The solar energy is being sold by Sempra to California, which has mandated that 33 percent of the state’s energy must come from renewable sources by 2020.
Nationally, solar energy is unlikely to help the president achieve his goal of lower energy costs. Geoffrey Lawrence, deputy policy director at the Nevada Policy Research Institute, the free-market think tank that publishes Nevada Journal, noted in his Solutions 2013 report that, even according to the U.S. Department of Energy, solar-PV energy will cost three and a half times more than energy from traditional sources such as coal.
“President Obama's visit to the Solar 1 Facility in Boulder City is the perfect illustration of why the president’s economic policies are such a failure," said Andy Matthews, president of NPRI. “The government has spent over $50 million to ‘create’ five permanent jobs and build a plant producing a product — expensive solar energy — that no one would purchase without a government mandate.
“That’s not a path to a vibrant economy; it’s the road to serfdom.
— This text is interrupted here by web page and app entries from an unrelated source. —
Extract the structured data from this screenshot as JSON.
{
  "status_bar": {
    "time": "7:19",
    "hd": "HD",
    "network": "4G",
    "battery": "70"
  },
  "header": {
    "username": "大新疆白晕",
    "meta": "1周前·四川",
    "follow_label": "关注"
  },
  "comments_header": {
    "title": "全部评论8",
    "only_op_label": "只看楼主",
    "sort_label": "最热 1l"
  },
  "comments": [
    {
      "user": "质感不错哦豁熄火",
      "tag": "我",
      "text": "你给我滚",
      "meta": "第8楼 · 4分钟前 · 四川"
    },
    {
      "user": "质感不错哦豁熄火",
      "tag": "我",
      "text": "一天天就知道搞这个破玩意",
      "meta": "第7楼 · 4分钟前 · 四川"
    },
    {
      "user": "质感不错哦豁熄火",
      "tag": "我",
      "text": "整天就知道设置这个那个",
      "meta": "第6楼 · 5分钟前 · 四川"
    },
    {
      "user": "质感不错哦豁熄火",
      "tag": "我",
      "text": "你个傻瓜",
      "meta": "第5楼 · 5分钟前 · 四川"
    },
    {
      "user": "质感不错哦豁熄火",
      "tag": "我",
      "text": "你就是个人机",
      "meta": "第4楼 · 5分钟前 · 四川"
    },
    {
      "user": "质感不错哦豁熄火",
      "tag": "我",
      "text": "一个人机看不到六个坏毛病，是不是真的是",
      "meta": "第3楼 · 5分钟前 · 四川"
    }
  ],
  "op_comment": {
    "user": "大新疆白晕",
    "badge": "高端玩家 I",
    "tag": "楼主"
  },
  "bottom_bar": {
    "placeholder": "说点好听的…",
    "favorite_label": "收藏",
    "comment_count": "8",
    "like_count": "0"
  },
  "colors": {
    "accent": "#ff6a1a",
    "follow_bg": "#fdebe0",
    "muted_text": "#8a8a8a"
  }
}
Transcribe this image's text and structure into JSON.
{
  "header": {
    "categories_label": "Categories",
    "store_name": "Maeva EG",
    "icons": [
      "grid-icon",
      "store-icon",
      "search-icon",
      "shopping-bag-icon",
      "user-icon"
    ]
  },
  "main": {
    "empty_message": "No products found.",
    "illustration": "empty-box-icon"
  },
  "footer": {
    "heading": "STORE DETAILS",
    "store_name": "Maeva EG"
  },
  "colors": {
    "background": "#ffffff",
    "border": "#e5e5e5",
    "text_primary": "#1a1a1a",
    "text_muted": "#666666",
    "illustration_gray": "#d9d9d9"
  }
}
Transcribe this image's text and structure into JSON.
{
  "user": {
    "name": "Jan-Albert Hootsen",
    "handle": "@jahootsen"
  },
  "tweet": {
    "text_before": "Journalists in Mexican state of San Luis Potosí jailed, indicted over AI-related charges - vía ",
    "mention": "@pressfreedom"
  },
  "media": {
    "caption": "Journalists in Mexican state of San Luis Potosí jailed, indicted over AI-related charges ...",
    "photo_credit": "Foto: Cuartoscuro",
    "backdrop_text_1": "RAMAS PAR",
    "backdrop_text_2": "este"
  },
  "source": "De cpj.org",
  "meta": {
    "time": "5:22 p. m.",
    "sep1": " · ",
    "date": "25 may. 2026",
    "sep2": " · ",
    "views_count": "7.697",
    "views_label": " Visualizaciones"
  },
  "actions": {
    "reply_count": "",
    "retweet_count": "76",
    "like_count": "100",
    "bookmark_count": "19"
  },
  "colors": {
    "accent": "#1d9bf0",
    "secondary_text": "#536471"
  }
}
This mindset — of government attempting to pick winners and losers in the economy through subsidies and regulation — is a major reason why the national unemployment rate is at 8.3 percent, Nevada's unemployment rate is 12.7 percent and the national debt is over $15.5 trillion.”
Nevada received over $1 billion in federal “stimulus” funds for energy and environmental projects, yet state ratepayers still pay some of the highest electricity rates in the country. Recently, the Nevada Public Utilities Commission approved yet another rate increase.
Solar plants aren’t the only government-funded energy projects in Nevada that haven't lived up to their proponents’ promises. The Reno Gazette-Journal recently reported that seven local windmills that cost taxpayers $1 million to install have only saved the City of Reno $2,785 in electricity costs over their 18 months of existence.